____ Provided data

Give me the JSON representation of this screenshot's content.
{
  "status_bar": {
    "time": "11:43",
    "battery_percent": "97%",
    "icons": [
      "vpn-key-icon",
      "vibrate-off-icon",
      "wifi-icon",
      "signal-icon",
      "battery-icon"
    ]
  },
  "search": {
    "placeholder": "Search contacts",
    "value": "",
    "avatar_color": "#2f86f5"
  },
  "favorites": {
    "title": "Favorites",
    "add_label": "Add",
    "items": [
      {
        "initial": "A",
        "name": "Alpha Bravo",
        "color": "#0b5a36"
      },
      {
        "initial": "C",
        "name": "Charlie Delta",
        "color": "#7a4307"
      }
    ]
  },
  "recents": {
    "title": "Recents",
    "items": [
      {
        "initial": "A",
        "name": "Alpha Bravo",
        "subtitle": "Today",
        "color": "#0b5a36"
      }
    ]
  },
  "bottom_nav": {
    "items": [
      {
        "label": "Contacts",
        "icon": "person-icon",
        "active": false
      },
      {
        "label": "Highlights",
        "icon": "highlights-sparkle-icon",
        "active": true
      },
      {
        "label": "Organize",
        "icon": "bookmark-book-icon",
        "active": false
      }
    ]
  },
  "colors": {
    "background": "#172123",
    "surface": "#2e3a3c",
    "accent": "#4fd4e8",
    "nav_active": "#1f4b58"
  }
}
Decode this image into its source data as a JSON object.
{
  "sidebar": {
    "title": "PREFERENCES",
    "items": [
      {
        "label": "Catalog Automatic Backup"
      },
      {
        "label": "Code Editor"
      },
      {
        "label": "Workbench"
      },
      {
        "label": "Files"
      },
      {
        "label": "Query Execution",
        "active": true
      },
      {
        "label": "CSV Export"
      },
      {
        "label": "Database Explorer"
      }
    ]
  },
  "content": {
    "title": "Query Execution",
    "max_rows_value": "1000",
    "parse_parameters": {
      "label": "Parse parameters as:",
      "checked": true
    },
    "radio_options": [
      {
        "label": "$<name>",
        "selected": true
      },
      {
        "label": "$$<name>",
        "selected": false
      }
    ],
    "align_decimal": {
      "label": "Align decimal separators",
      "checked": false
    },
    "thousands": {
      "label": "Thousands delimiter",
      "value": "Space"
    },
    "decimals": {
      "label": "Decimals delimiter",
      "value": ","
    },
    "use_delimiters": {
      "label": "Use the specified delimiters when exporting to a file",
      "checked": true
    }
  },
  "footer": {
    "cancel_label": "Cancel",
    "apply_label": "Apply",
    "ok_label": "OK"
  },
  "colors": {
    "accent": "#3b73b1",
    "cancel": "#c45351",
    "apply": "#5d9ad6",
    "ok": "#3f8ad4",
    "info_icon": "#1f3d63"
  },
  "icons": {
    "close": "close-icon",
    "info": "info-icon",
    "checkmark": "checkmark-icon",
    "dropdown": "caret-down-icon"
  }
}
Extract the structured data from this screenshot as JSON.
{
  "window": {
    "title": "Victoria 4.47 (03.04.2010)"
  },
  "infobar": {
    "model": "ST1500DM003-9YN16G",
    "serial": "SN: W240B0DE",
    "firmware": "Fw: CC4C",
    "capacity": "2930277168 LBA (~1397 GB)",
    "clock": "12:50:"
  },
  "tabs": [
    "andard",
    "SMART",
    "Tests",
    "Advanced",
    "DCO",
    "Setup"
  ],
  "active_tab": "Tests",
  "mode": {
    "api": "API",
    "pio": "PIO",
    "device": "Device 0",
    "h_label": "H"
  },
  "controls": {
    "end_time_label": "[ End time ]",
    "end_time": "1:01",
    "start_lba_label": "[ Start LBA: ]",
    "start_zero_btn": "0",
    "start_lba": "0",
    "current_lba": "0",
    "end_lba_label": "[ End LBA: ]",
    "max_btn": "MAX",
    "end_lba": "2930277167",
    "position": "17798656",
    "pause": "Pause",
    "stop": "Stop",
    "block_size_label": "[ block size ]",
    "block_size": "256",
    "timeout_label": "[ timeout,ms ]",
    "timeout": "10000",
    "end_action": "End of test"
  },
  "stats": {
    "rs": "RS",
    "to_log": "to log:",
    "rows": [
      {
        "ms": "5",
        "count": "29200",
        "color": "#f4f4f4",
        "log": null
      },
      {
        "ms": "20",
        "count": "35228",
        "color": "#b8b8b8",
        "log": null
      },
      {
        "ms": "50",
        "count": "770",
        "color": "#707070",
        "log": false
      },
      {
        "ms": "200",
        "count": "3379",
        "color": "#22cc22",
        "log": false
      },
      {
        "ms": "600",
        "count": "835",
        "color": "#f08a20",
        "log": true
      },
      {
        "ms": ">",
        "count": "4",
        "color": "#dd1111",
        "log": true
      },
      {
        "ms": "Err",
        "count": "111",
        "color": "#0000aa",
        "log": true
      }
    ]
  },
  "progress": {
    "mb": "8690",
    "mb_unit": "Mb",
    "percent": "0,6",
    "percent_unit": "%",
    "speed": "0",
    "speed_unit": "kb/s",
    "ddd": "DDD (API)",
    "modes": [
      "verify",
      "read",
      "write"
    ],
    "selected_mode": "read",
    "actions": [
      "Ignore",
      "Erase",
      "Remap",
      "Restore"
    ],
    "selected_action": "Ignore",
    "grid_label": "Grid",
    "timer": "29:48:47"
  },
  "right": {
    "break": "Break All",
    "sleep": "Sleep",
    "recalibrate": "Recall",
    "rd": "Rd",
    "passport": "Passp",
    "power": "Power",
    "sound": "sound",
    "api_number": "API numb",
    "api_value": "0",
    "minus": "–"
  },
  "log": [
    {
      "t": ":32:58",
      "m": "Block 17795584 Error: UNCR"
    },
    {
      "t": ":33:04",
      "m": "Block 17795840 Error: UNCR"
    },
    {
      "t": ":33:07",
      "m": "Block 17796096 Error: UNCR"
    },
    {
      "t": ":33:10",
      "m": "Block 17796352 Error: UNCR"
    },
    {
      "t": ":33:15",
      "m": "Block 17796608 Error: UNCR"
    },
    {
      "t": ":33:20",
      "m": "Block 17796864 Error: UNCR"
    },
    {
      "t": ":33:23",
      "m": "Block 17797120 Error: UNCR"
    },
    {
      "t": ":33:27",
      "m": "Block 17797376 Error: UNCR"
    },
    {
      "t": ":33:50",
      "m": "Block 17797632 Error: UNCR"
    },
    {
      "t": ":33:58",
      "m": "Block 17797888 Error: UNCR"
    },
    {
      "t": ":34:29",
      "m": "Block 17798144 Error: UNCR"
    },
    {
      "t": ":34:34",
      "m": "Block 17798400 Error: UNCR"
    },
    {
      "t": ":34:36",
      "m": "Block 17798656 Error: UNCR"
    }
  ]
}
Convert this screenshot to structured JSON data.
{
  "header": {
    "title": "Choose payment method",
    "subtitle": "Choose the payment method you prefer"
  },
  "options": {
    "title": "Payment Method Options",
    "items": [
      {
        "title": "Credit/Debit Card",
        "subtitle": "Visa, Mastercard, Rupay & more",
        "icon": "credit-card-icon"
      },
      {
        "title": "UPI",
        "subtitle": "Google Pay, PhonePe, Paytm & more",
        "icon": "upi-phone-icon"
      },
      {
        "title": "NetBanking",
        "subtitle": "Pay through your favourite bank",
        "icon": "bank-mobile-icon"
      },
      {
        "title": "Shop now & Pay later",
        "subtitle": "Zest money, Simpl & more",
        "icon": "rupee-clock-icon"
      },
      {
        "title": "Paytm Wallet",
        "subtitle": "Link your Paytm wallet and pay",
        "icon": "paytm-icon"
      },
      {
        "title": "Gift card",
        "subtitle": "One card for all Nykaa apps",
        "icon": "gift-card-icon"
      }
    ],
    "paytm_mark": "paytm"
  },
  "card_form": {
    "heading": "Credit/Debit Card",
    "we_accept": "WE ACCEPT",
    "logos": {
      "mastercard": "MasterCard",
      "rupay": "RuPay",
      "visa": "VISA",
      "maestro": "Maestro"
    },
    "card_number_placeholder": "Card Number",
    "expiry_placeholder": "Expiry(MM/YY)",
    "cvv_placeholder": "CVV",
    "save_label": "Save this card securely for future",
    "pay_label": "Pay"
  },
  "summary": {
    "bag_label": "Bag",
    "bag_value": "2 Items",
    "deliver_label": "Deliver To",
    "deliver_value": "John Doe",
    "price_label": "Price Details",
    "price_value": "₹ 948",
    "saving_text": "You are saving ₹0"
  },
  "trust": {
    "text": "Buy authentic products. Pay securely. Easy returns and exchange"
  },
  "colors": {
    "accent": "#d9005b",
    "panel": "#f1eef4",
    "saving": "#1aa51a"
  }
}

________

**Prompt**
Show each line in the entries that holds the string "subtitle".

**Written response**
        "subtitle": "Today",
    "subtitle": "Choose the payment method you prefer"
        "subtitle": "Visa, Mastercard, Rupay & more",
        "subtitle": "Google Pay, PhonePe, Paytm & more",
        "subtitle": "Pay through your favourite bank",
        "subtitle": "Zest money, Simpl & more",
        "subtitle": "Link your Paytm wallet and pay",
        "subtitle": "One card for all Nykaa apps",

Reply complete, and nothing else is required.